Dirt Devil floor-care products focus on affordability and convenience. Part of TTI Floor Care, the Dirt Devil brand is available at a variety of discount stores and mass merchants, including Kmart, Target, and Walmart. Upright models typically range from $40 to $250. Some of the brand's upright vacuums are among the lightest models sold. Dirt Devil also makes canister vacuums, hand and stick models, and central vacuums. Canister models typically range from $80 to $150. But uprights are clearly its focus, with many more models available.
Colorful styling, innovative features, and splashy advertising featuring its namesake owner and designer helped Dyson become a major player in the U.S. Ranging in price from about $300 to $600, Dyson vacuums have helped increase the average price paid for uprights. Canisters have joined that lineup, as have hand and stick vacs. The brand is available nationwide through major mass merchants such as Best Buy, Sears, and Target.
Eureka sells a wide array of models marketed to address different needs, including pesky pet hair. Uprights typically range from $50 to $200. You'll find this national brand in a variety of discount stores and mass merchants, including Kmart, Target, and Walmart. Eureka also makes hand and stick vacuums, canisters, and central vacuums. Canister models typically range from about $60 to $260 and are available through a more-targeted selection of retailers, such as Bed Bath & Beyond and Lowe's.
Hoover introduced its first vacuum in 1907 and established itself as one of the most recognizable brands in America. More recently, Hoover was bought by TTI Floor Care, the owners of Dirt Devil. Hoover sells a variety of uprights at mass-market retailers, with models ranging from as little as $50 to $300. It also makes hand and stick vacuums, canister models (about $80 to $300), central vacuums, bare-floor cleaners, and an outdoor sweeper, though the company is best known for its uprights.
Once exclusive to Sears, Kenmore uprights are also available in Kmart stores. Kenmore uprights typically range in price from about $80 to $300. Kenmore is the best-selling canister brand, with a wide array of models ranging from as little as $50 to $600 or so. It also offers canister hard-surface cleaners and a carpet shampooer.

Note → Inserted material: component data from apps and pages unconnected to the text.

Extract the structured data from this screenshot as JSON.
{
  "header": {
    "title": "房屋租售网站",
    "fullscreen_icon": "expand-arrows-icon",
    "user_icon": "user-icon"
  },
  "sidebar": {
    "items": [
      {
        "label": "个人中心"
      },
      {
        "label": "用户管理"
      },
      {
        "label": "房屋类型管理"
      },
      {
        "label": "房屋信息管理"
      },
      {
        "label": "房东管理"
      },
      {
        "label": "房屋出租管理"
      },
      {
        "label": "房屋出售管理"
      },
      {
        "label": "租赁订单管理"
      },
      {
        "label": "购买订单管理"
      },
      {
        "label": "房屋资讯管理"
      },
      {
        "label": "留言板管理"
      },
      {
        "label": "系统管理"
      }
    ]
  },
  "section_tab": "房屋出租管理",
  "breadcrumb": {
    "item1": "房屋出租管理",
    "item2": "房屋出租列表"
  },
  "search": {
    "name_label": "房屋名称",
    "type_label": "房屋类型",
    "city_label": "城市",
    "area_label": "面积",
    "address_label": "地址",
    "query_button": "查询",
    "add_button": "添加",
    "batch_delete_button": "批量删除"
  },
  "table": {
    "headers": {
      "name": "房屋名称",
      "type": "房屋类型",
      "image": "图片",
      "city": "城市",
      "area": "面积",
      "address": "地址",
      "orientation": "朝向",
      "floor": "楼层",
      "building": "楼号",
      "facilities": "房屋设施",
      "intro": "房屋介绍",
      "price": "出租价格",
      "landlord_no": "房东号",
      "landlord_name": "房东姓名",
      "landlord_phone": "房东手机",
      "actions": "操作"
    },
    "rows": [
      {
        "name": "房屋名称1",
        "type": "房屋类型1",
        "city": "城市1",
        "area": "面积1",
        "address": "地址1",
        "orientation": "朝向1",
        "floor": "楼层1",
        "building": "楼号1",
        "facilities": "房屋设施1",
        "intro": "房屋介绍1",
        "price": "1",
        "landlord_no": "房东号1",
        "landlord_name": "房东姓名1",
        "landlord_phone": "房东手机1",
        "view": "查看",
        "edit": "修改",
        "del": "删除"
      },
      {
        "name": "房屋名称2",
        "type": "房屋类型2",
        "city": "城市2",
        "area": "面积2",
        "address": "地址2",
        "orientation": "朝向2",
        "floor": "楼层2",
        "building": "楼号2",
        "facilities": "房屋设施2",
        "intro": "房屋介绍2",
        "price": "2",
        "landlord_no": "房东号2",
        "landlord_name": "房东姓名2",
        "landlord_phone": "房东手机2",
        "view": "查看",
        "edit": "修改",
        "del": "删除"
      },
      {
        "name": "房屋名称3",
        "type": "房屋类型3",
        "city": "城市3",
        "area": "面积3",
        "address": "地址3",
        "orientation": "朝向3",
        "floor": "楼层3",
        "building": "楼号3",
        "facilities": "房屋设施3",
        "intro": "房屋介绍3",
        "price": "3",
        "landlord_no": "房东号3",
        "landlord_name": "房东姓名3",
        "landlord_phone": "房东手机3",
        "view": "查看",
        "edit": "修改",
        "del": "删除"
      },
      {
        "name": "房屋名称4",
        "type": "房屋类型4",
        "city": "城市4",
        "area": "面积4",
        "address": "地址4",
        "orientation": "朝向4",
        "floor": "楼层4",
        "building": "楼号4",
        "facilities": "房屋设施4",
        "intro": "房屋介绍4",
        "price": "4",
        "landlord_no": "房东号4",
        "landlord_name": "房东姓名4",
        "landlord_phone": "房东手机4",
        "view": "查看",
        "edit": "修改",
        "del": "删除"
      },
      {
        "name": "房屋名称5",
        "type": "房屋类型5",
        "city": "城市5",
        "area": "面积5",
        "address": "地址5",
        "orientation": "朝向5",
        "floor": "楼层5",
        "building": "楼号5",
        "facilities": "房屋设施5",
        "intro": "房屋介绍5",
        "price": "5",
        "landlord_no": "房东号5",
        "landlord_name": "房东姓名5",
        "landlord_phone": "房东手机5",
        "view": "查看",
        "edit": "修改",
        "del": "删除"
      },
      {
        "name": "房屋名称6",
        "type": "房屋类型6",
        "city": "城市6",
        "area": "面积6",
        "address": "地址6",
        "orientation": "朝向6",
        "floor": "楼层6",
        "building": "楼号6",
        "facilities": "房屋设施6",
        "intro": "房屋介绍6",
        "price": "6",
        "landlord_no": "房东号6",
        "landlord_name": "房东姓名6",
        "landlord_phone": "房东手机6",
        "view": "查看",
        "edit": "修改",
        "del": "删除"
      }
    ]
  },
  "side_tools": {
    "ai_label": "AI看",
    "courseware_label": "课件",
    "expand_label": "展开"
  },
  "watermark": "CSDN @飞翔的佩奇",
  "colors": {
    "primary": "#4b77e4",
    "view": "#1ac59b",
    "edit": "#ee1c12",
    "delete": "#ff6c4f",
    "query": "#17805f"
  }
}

This German appliance manufacturer is family-owned and run, and it has been making vacuum cleaners since the late 1920s. In the U.S., Miele vacuums are primarily sold through small, independent vacuum retailers, though the brand's retail distribution now includes and Bed Bath & Beyond. Miele focuses on high-end upright and canister models, with prices typically ranging from about $300 to $1,000.
Established in Japan almost a century ago, Panasonic has been making home appliances since the 1920s. Focusing on electronics and appliances, including vacuums, Panasonic makes uprights and canisters priced from about $150 to $500. They're sold at small, independent vacuum dealers and national chain stores such as Sears and Walmart.
Founded in the 1970s, this German company began selling commercial vacuums in the U. S. in 1979 before entering the consumer market. Its high-end vacuums are available through the company's national distributor network of independent vacuum retailers and online. Sebo uprights and canisters typically range from about $400 to $1,000.
Kirby, LG, Oreck, and Shark